The opening scene of ‘Everyman’ takes place in a graveyard. (I immediately thought of Ian McEwan’s ‘Amsterdam’): This is how it begins:
The author has said this is a novel about illness, death and fear. ‘Everyman’ is a compact novel of 180 pages with dense and sometimes hard to digest images, not because of its style, which is quick and accessible, but because it conveys very concisely the feeling of loss and despair anyone has felt when losing someone close to one. So far, this is my favorite Roth novel. Some quotations from an interview that I edited ahead:
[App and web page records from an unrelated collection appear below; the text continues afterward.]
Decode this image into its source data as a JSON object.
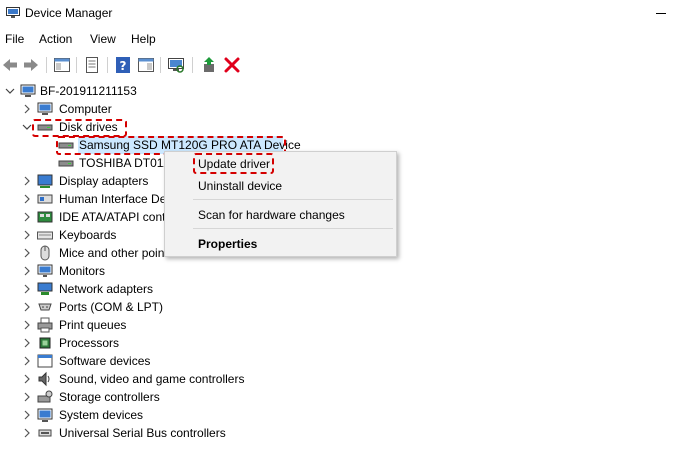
{
  "window": {
    "title": "Device Manager"
  },
  "menu": [
    "File",
    "Action",
    "View",
    "Help"
  ],
  "toolbar": [
    "back-arrow-icon",
    "forward-arrow-icon",
    "show-hide-console-tree-icon",
    "properties-icon",
    "help-icon",
    "action-pane-icon",
    "scan-hardware-icon",
    "update-driver-icon",
    "uninstall-icon"
  ],
  "tree": {
    "root": "BF-201911211153",
    "computer": "Computer",
    "disk_drives": "Disk drives",
    "disk_children": [
      "Samsung SSD MT120G PRO ATA Device",
      "TOSHIBA DT01AC"
    ],
    "categories": [
      "Display adapters",
      "Human Interface De",
      "IDE ATA/ATAPI contr",
      "Keyboards",
      "Mice and other poin",
      "Monitors",
      "Network adapters",
      "Ports (COM & LPT)",
      "Print queues",
      "Processors",
      "Software devices",
      "Sound, video and game controllers",
      "Storage controllers",
      "System devices",
      "Universal Serial Bus controllers"
    ]
  },
  "context_menu": {
    "update_driver": "Update driver",
    "uninstall_device": "Uninstall device",
    "scan": "Scan for hardware changes",
    "properties": "Properties"
  },
  "colors": {
    "highlight_dash": "#d40000",
    "selection": "#cce8ff",
    "delete_icon": "#e0001b"
  }
}
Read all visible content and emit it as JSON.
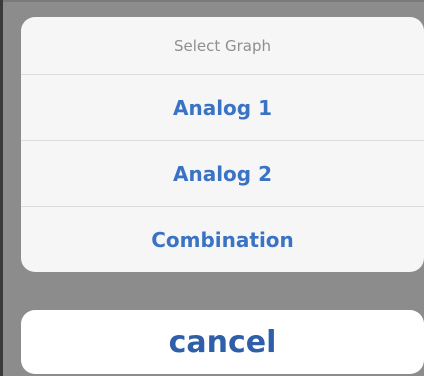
{
  "action_sheet": {
    "title": "Select Graph",
    "options": [
      {
        "label": "Analog 1"
      },
      {
        "label": "Analog 2"
      },
      {
        "label": "Combination"
      }
    ],
    "cancel_label": "cancel"
  },
  "colors": {
    "backdrop": "#8c8c8c",
    "sheet_background": "#f6f6f6",
    "option_text": "#3b73c4",
    "cancel_text": "#2e5fa8",
    "title_text": "#8e8e93"
  }
}
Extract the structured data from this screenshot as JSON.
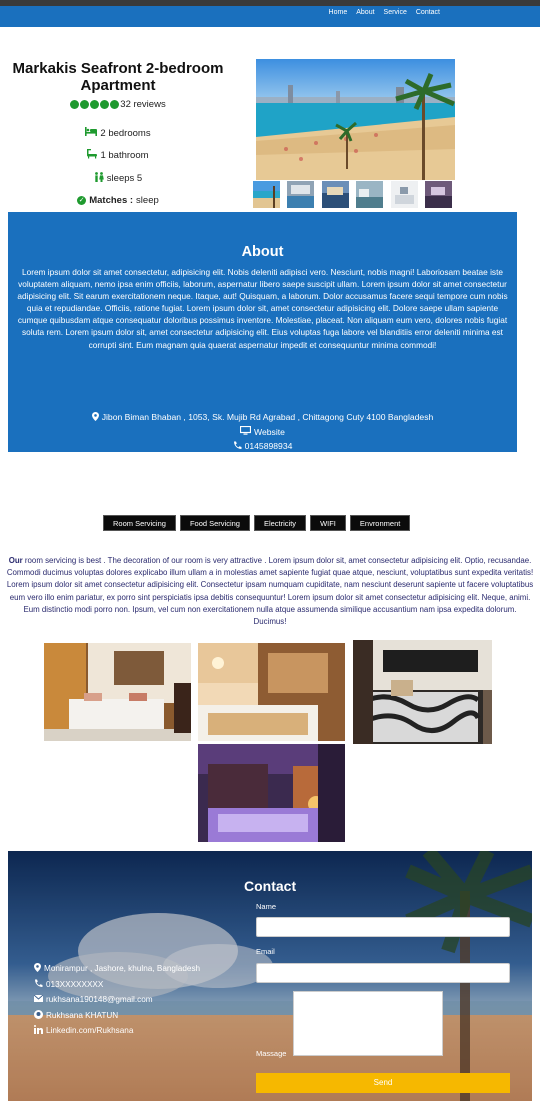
{
  "nav": {
    "links": [
      "Home",
      "About",
      "Service",
      "Contact"
    ]
  },
  "listing": {
    "title": "Markakis Seafront 2-bedroom Apartment",
    "rating_stars": 5,
    "reviews": "32 reviews",
    "bedrooms": "2 bedrooms",
    "bathrooms": "1 bathroom",
    "sleeps": "sleeps 5",
    "match_label": "Matches :",
    "match_value": "sleep"
  },
  "about": {
    "heading": "About",
    "body": "Lorem ipsum dolor sit amet consectetur, adipisicing elit. Nobis deleniti adipisci vero. Nesciunt, nobis magni! Laboriosam beatae iste voluptatem aliquam, nemo ipsa enim officiis, laborum, aspernatur libero saepe suscipit ullam. Lorem ipsum dolor sit amet consectetur adipisicing elit. Sit earum exercitationem neque. Itaque, aut! Quisquam, a laborum. Dolor accusamus facere sequi tempore cum nobis quia et repudiandae. Officiis, ratione fugiat. Lorem ipsum dolor sit, amet consectetur adipisicing elit. Dolore saepe ullam sapiente cumque quibusdam atque consequatur doloribus possimus inventore. Molestiae, placeat. Non aliquam eum vero, dolores nobis fugiat soluta rem. Lorem ipsum dolor sit, amet consectetur adipisicing elit. Eius voluptas fuga labore vel blanditiis error deleniti minima est corrupti sint. Eum magnam quia quaerat aspernatur impedit et consequuntur minima commodi!",
    "address": "Jibon Biman Bhaban , 1053, Sk. Mujib Rd Agrabad , Chittagong Cuty 4100 Bangladesh",
    "website": "Website",
    "phone": "0145898934"
  },
  "service_tabs": [
    "Room Servicing",
    "Food Servicing",
    "Electricity",
    "WIFI",
    "Envronment"
  ],
  "service": {
    "lead": "Our",
    "body": " room servicing is best . The decoration of our room is very attractive . Lorem ipsum dolor sit, amet consectetur adipisicing elit. Optio, recusandae. Commodi ducimus voluptas dolores explicabo illum ullam a in molestias amet sapiente fugiat quae atque, nesciunt, voluptatibus sunt expedita veritatis! Lorem ipsum dolor sit amet consectetur adipisicing elit. Consectetur ipsam numquam cupiditate, nam nesciunt deserunt sapiente ut facere voluptatibus eum vero illo enim pariatur, ex porro sint perspiciatis ipsa debitis consequuntur! Lorem ipsum dolor sit amet consectetur adipisicing elit. Neque, animi. Eum distinctio modi porro non. Ipsum, vel cum non exercitationem nulla atque assumenda similique accusantium nam ipsa expedita dolorum. Ducimus!"
  },
  "contact": {
    "heading": "Contact",
    "name_label": "Name",
    "email_label": "Email",
    "message_label": "Massage",
    "send_label": "Send",
    "location": "Monirampur , Jashore, khulna, Bangladesh",
    "phone": "013XXXXXXXX",
    "email": "rukhsana190148@gmail.com",
    "github": "Rukhsana KHATUN",
    "linkedin": "Linkedin.com/Rukhsana"
  },
  "colors": {
    "primary": "#1a70be",
    "accent": "#1f9a2f",
    "send": "#f6b800"
  }
}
“Everyman is the name of a line of English plays from the 15th century, allegorical plays, moral theatre. They were performed in cemeteries, and the theme is always salvation. The classic is called Everyman, it's from 1485, by an anonymous author. It was right in between the death of Chaucer and the birth of Shakespeare. The moral was always 'Work hard and get into heaven', 'Be a good Christian or go to hell'. Everyman is the main character and he gets a visit from Death. He thinks it's some sort of messenger, but Death says, 'I am Death' and Everyman's answer is the first great line in English drama: 'Oh, Death, thou comest when I had thee least in mind.' When I thought of you least. My new book is about death and about dying. Well, what do you think?"